Reviewed by Jay Trachtenberg, Fri., Sept. 14, 2001
Open Sky: Sonny Rollins and His World of Improvisationby Eric Nisenson
Da Capo, 288 pp., $15 (paper)

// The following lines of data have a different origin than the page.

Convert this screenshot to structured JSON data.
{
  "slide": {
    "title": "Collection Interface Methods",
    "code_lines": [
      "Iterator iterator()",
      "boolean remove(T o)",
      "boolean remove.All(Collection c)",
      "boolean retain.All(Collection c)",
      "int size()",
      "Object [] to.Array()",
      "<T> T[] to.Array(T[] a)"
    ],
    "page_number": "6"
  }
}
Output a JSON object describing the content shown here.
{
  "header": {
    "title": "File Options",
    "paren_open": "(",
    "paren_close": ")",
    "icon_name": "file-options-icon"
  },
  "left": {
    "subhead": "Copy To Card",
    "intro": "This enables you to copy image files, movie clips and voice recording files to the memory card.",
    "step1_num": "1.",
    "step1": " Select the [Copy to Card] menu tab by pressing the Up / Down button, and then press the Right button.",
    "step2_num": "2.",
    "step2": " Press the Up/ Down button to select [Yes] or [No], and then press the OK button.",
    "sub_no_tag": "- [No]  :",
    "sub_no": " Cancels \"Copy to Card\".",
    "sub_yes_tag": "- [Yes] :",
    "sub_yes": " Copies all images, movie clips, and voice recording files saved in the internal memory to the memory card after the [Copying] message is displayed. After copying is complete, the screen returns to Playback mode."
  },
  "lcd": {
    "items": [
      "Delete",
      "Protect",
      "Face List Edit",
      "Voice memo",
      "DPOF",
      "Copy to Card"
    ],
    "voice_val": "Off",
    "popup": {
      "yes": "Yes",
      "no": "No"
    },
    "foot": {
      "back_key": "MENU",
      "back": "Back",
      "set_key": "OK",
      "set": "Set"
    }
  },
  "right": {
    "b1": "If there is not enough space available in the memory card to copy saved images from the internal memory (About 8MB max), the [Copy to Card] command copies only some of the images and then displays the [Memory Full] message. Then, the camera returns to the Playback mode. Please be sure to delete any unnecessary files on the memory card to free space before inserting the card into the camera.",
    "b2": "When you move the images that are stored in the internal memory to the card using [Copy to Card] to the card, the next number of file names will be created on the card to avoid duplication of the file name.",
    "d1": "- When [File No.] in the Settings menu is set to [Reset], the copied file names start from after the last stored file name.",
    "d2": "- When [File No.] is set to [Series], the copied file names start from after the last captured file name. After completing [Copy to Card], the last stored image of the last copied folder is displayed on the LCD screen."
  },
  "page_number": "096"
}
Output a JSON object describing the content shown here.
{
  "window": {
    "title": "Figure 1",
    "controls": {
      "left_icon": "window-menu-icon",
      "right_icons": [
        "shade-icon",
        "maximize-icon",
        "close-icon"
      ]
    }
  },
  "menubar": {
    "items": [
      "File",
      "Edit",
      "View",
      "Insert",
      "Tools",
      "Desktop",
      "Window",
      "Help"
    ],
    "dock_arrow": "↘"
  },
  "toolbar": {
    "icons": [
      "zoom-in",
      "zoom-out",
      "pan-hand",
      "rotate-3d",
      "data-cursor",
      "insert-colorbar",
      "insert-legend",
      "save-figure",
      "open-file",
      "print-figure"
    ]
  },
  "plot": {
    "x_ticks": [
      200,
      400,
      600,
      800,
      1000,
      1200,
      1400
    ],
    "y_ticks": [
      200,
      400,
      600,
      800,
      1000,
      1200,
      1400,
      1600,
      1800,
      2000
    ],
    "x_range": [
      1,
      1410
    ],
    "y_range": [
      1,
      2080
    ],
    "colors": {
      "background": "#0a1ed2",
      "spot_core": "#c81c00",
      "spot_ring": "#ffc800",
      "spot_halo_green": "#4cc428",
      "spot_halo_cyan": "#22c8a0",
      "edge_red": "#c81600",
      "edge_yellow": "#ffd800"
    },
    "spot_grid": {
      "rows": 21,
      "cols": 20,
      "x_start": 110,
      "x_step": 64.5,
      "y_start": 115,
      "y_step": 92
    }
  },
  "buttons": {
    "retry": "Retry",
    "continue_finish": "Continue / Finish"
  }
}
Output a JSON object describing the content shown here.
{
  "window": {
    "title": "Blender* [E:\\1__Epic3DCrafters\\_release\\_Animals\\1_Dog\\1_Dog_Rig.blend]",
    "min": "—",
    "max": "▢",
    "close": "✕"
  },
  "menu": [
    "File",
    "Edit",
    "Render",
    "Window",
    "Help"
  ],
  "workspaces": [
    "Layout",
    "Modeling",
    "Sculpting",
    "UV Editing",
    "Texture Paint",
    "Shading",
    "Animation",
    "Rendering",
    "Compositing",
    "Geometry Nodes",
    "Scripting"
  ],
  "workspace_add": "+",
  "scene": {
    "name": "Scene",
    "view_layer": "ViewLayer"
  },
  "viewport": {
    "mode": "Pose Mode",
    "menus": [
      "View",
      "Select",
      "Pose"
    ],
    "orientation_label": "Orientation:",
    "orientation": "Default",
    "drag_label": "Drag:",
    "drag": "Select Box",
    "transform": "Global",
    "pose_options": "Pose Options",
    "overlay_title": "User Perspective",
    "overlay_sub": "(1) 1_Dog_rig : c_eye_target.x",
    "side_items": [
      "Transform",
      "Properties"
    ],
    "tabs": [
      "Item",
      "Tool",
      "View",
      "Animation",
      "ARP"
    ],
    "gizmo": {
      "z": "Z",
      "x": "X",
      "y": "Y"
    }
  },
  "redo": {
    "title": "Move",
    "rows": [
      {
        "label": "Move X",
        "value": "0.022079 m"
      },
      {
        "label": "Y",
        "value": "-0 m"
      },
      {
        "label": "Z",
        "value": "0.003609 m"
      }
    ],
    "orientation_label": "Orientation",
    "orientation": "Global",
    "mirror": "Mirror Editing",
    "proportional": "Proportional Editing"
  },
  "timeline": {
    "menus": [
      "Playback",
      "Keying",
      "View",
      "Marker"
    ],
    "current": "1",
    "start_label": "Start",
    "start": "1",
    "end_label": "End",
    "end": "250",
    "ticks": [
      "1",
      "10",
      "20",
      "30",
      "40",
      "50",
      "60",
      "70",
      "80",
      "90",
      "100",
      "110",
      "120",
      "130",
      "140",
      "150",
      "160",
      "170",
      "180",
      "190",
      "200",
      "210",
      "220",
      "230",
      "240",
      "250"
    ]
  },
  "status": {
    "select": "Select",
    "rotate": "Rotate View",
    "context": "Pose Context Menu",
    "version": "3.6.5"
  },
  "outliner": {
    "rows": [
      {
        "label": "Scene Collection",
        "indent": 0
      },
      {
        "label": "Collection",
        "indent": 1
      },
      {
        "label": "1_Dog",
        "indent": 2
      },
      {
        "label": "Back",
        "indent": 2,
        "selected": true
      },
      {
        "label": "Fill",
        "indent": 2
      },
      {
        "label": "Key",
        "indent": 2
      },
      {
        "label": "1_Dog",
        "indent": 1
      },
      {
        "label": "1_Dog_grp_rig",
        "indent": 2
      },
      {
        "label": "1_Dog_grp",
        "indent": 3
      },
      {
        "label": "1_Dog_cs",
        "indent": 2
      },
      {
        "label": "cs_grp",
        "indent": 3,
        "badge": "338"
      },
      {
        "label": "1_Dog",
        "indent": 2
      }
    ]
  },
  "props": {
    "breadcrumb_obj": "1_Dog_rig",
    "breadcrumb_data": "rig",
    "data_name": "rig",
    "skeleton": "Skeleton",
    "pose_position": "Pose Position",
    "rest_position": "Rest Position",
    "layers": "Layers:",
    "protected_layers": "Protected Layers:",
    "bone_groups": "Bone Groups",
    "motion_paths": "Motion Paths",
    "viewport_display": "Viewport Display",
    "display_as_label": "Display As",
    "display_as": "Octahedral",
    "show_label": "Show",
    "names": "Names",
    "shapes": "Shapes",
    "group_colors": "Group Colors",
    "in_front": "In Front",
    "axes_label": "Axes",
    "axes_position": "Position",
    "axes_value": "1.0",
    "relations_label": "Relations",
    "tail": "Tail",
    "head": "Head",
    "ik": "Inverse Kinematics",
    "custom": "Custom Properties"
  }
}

"Music is an open sky" is how saxophonist Sonny Rollins refers to the unlimited possibilities inherent in his relentless quest for self-expression through improvisation. Having turned 70 last year, the tenor saxophonist retains his deservedly long-held honor as the undisputed "greatest living jazz musician." His is a story that befits the legendary status, and in attempting to do justice to Rollins' magnificent 50-year career, this book is both an utter delight and a persistent frustration. Remarkably, despite his innumerable accomplishments over the decades and his universally acknowledged towering presence, this is the first biography written about Sonny Rollins. As such, Open Sky could easily have been considerably longer than its slender 288 pages. Nisenson, however, has decided to concentrate almost exclusively on the more important first half of Rollins' prolific career, eschewing most of the last 30 years. That the author was able to interview his subject extensively means the book's narrative is full of the saxophonist's candid, first-hand accounts of his illustrious career. Insights into how the civil rights era affected his career decisions and recording options are particularly interesting. Nonetheless, by relying almost exclusively on Rollins, Nisenson fails to present an in-depth and critical perspective of the saxophonist's life. Surely, he could have spoken to some of Rollins' many living contemporaries -- musicians, producers, writers, et al.; the inexcusable absence of an index serves to obscure the paucity of these references. Overall, this is a fast-paced, informative, and basically first-person-derived account, whose limited scope prevents its from being the definitive Sonny Rollins biography for which we might have hoped.